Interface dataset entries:
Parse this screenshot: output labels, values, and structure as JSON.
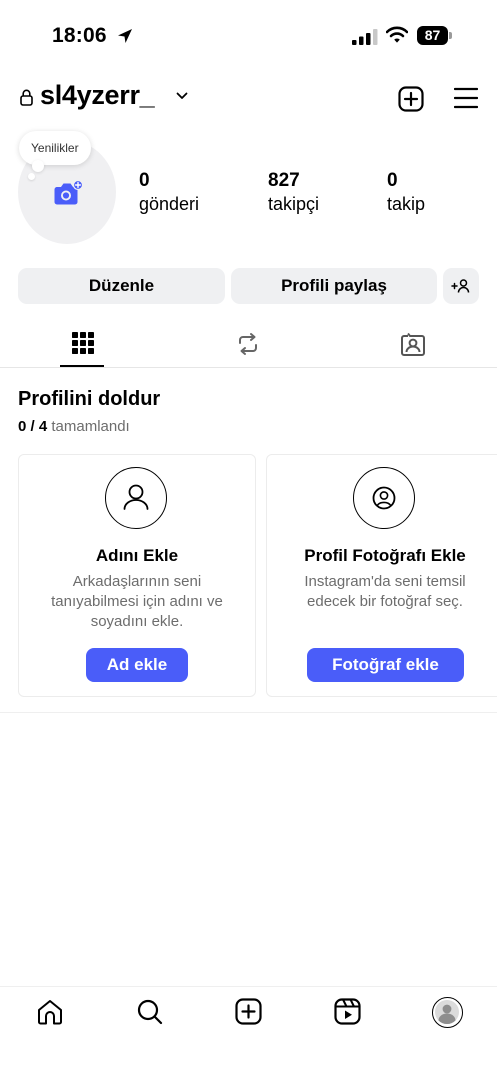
{
  "status_bar": {
    "time": "18:06",
    "battery": "87"
  },
  "header": {
    "username": "sl4yzerr_"
  },
  "profile": {
    "bubble_text": "Yenilikler",
    "stats": [
      {
        "value": "0",
        "label": "gönderi"
      },
      {
        "value": "827",
        "label": "takipçi"
      },
      {
        "value": "0",
        "label": "takip"
      }
    ]
  },
  "actions": {
    "edit_label": "Düzenle",
    "share_label": "Profili paylaş"
  },
  "tabs": [
    {
      "icon": "grid-icon",
      "active": true
    },
    {
      "icon": "reposts-icon",
      "active": false
    },
    {
      "icon": "tagged-icon",
      "active": false
    }
  ],
  "complete_profile": {
    "title": "Profilini doldur",
    "progress_count": "0 / 4",
    "progress_text": "tamamlandı",
    "cards": [
      {
        "title": "Adını Ekle",
        "lines": [
          "Arkadaşlarının seni",
          "tanıyabilmesi için adını ve",
          "soyadını ekle."
        ],
        "button": "Ad ekle"
      },
      {
        "title": "Profil Fotoğrafı Ekle",
        "lines": [
          "Instagram'da seni temsil",
          "edecek bir fotoğraf seç."
        ],
        "button": "Fotoğraf ekle"
      }
    ]
  },
  "bottom_nav": [
    "home-icon",
    "search-icon",
    "create-icon",
    "reels-icon",
    "profile-icon"
  ],
  "colors": {
    "accent": "#4a5df9",
    "button_bg": "#eff0f2",
    "muted_text": "#6d6d6d"
  }
}
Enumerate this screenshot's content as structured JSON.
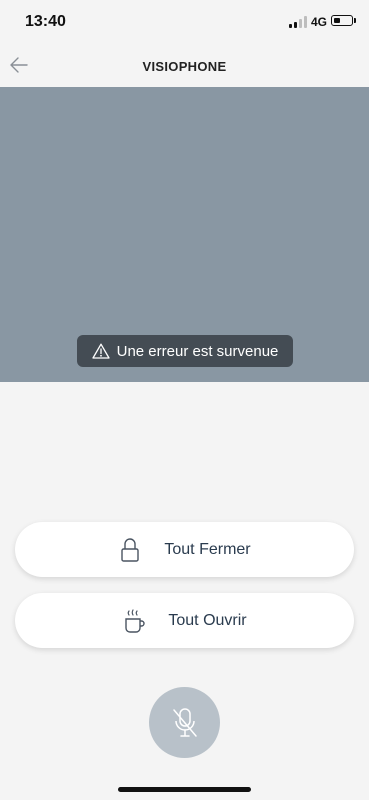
{
  "status": {
    "time": "13:40",
    "network": "4G",
    "signal_bars": 2,
    "signal_max": 4,
    "battery_level": 0.4
  },
  "header": {
    "title": "VISIOPHONE",
    "back_icon": "arrow-left-icon"
  },
  "video": {
    "error_message": "Une erreur est survenue",
    "error_icon": "warning-icon"
  },
  "actions": {
    "close_all": {
      "label": "Tout Fermer",
      "icon": "lock-icon"
    },
    "open_all": {
      "label": "Tout Ouvrir",
      "icon": "hot-drink-icon"
    }
  },
  "mic": {
    "icon": "microphone-muted-icon",
    "state": "muted"
  },
  "colors": {
    "background": "#f4f4f4",
    "video_placeholder": "#8997a3",
    "toast_background": "#444c54",
    "button_text": "#2a3b4e",
    "mic_button": "#b8c1c9"
  }
}
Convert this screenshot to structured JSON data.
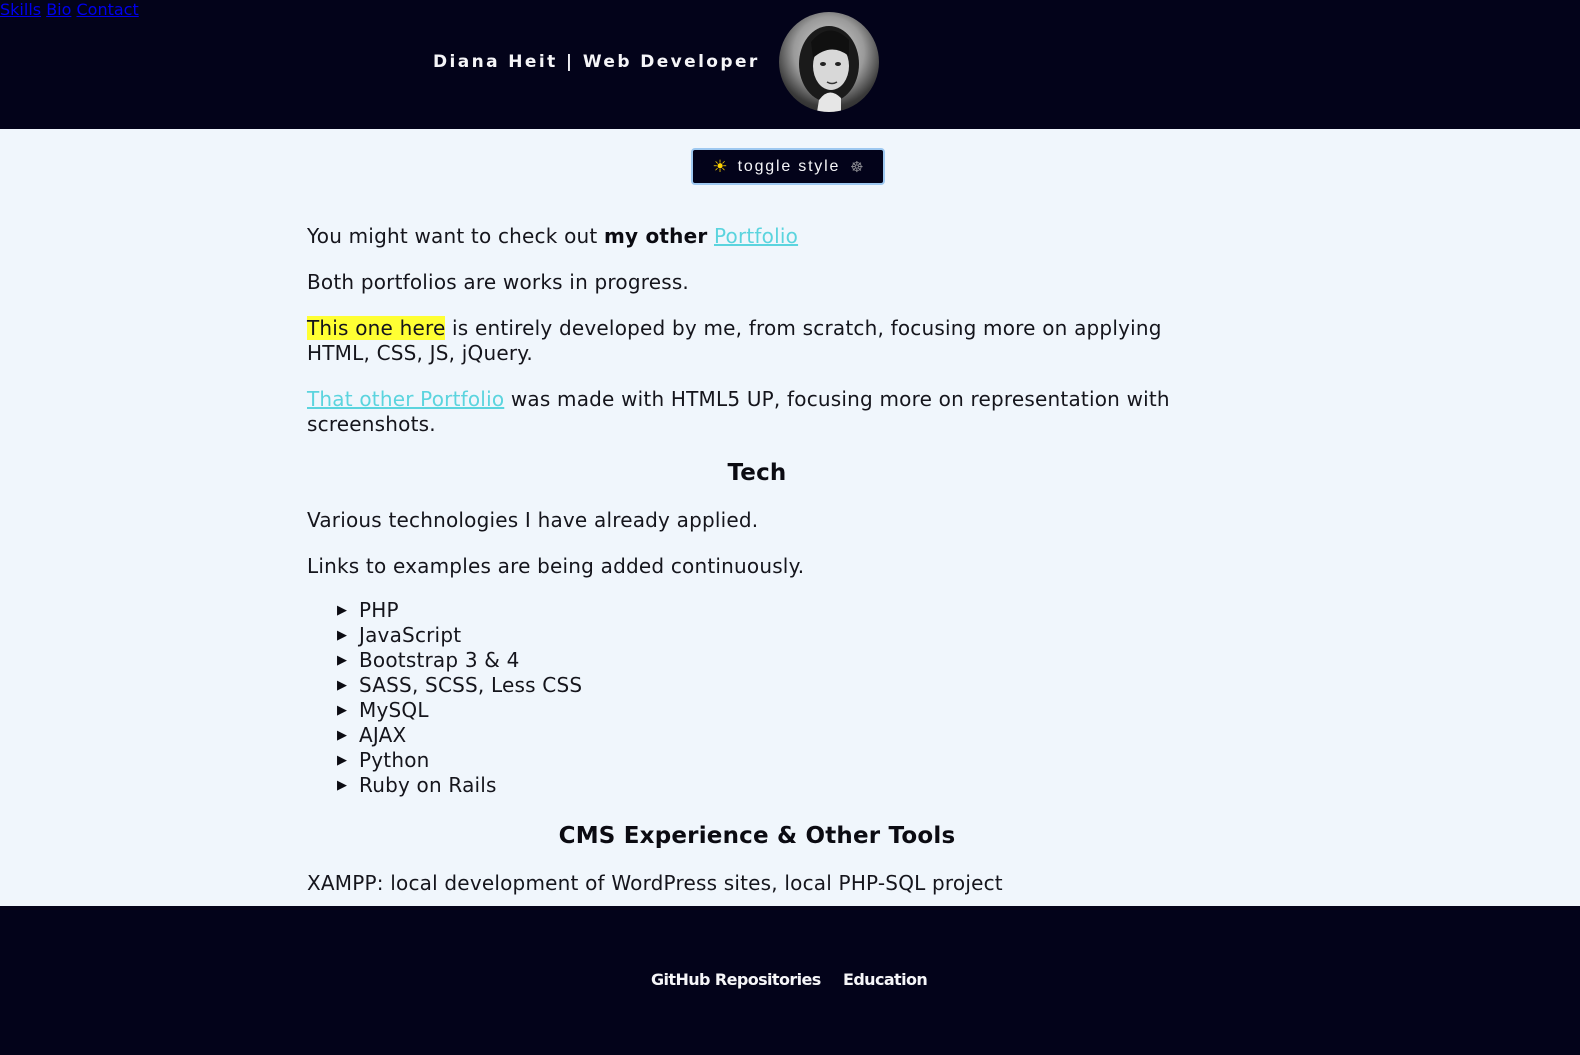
{
  "header": {
    "brand": "Diana Heit | Web Developer",
    "nav": {
      "skills": "Skills",
      "bio": "Bio",
      "contact": "Contact"
    }
  },
  "toggle": {
    "sun": "☀",
    "label": "toggle style",
    "moon": "☸"
  },
  "intro": {
    "p1_prefix": "You might want to check out ",
    "p1_strong": "my other",
    "p1_link": "Portfolio",
    "p2": "Both portfolios are works in progress.",
    "p3_highlight": "This one here",
    "p3_rest": " is entirely developed by me, from scratch, focusing more on applying HTML, CSS, JS, jQuery.",
    "p4_link": "That other Portfolio",
    "p4_rest": " was made with HTML5 UP, focusing more on representation with screenshots."
  },
  "tech": {
    "heading": "Tech",
    "p1": "Various technologies I have already applied.",
    "p2": "Links to examples are being added continuously.",
    "items": [
      "PHP",
      "JavaScript",
      "Bootstrap 3 & 4",
      "SASS, SCSS, Less CSS",
      "MySQL",
      "AJAX",
      "Python",
      "Ruby on Rails"
    ]
  },
  "cms": {
    "heading": "CMS Experience & Other Tools",
    "p1": "XAMPP: local development of WordPress sites, local PHP-SQL project"
  },
  "footer": {
    "github": "GitHub Repositories",
    "education": "Education"
  },
  "colors": {
    "header_bg": "#03031a",
    "page_bg": "#f0f6fc",
    "link": "#5bd4de",
    "highlight": "#ffff33"
  }
}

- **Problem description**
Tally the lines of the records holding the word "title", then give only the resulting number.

- **Output below**
4